When compared with other developing countries within the Association of Southeast Asian Nations (ASEAN), the carbon intensity of Malaysia’s economy is relatively high.
Malaysia is committed to addressing its steadily increasing emissions profile and has tasked its Ministry of Natural Resources and Environment with the responsibility of developing an emissions reduction roadmap to identify how this target can be achieved. Malaysia has established a significant renewable energy portfolio to address this.
The Government of Malaysia is exploring many different mitigation and energy efficiency options, including carbon capture and storage (CCS).
Malaysia’s economy is driven by the use of natural gas, drawn from its large reserves, for energy, as well as the use of coal in power generation. In addition to power generation, significant amounts of CO2 emissions come from cement manufacture.
Figure 1. CO2 Emissions by Sector in 2008 (excludes land use change). Source: World Resources Institute, Climate Analysis Indicators Tool http://cait.wri.org/
Malaysia’s primary energy usage is dominated by fossil fuels with the use of coal for power generation on the increase. The major non-energy source of CO2 emissions is the cement industry.
Figure 2. Total Energy Consumption by Type in 2008. Source: Malaysia Country Analysis, US Energy Information Administration, http://www.eia.gov/countries/cab.cfm?fips=MY
The Malaysian Government continues to work with organisations such as the Institute to explore CCS potential.

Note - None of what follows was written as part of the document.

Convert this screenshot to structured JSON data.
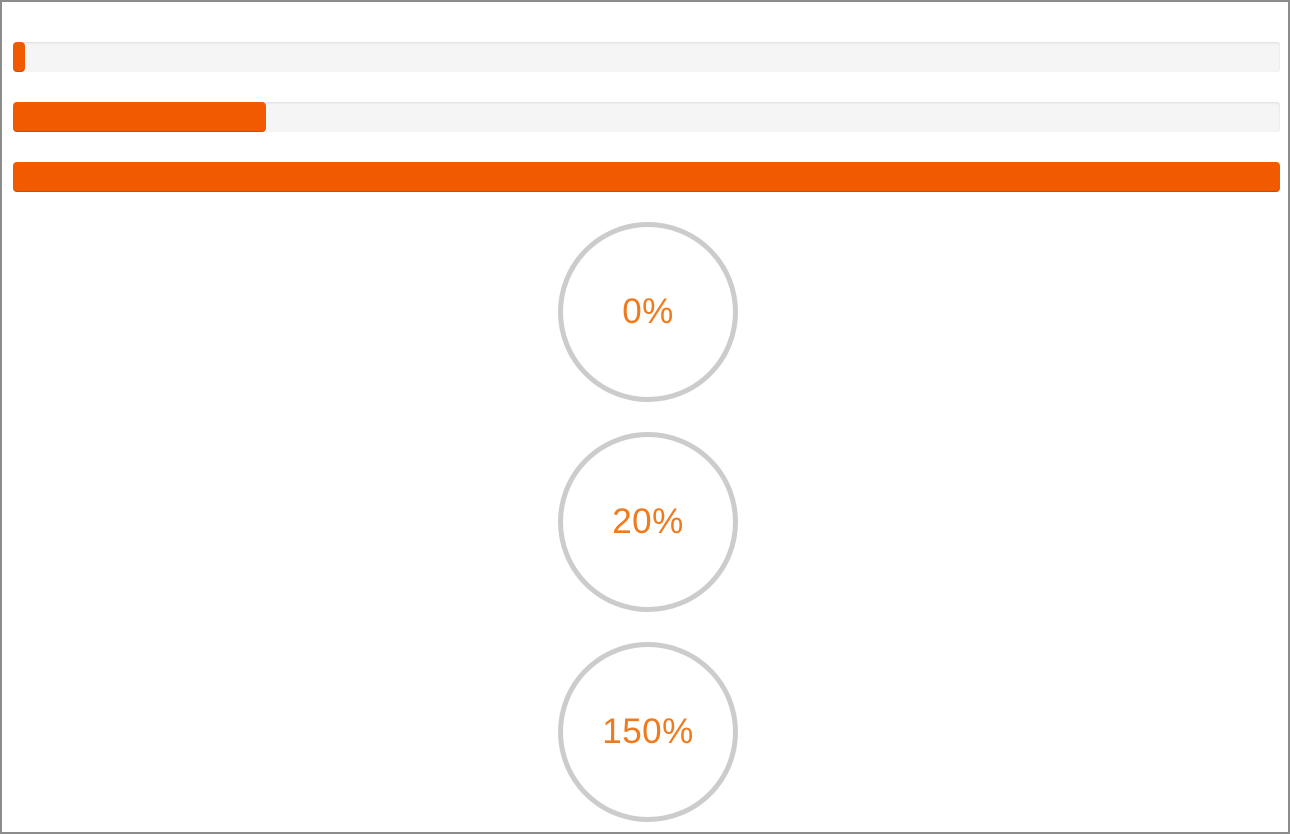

In 2010, the Ministry of Energy, Green Technology and Water (KeTTHA) partnered with the Institute and the Clinton Climate Initiative to produce a CCS Scoping Study. The Study provides a thorough assessment of the specific potential for CCS in Malaysia.
Key findings of the study include:

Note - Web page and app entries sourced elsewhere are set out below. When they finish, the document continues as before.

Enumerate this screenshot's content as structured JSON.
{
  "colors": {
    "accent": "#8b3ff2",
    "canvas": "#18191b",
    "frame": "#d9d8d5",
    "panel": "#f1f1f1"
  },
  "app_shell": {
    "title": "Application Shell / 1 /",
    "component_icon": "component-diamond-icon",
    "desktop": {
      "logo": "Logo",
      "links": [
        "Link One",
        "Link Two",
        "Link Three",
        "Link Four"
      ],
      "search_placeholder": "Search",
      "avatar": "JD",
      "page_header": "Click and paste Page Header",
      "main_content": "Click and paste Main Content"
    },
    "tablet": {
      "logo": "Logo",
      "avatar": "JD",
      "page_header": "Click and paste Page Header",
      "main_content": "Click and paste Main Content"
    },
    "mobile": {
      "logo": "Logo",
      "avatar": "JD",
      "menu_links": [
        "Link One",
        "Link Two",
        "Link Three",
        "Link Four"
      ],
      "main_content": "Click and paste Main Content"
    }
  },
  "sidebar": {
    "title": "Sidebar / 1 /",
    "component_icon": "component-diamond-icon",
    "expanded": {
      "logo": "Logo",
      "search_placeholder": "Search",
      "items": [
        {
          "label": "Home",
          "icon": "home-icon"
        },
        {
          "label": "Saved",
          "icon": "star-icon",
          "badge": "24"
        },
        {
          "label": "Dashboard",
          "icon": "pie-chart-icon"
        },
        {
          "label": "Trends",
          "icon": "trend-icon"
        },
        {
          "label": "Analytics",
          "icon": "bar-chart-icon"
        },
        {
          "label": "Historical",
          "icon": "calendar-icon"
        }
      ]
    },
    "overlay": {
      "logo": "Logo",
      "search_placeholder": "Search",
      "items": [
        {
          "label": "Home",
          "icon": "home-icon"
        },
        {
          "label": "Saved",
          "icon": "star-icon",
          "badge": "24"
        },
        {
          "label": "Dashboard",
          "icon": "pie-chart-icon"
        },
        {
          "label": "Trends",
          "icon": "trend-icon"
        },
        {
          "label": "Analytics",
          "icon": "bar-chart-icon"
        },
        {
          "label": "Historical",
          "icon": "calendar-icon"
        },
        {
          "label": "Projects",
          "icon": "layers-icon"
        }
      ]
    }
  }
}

- there is an opportunity to reduce significant volumes of CO2 emitted by Malaysian point sources using CCS technologies;
- CCS can reduce emissions directly from the power, oil and gas, and industrial sectors; and
- the cost of electricity produced using CCS on fossil fuel plants is competitive with other low-emission sources of power such as solar and wind.
- Department of Prime Minister
- Ministry of Energy, Green Technology and Water
- Ministry of Natural Resources and Environment
- Tenaga Nasional Berhad
- 1.5 day introductory CCS workshop for government and industry stakeholders.
- Development of a CCS Scoping Study in partnership with the Ministry of Energy, Green Technology and Water and Clinton Initiative, identifying the potential for CCS in Malaysia.
- A capacity assessment and a capacity development work program of nine key activities in partnership with Malaysian stakeholders.
- Co-hosted a CCS session at Malaysia's Green Technology Exhibition and Conference with Ministry of Energy, Green Technology and Water.
- Institute scholarships for five Malaysian representatives to attend the CO2CRC CCS School.
- A CCS training initiative: in partnership with CO2CRC and Ministry of Energy, Green Technology and Water the saw the development of a CCS unit that can be taught in Malaysian universities and industry organisations.
The information above was last updated on 15 May 2013.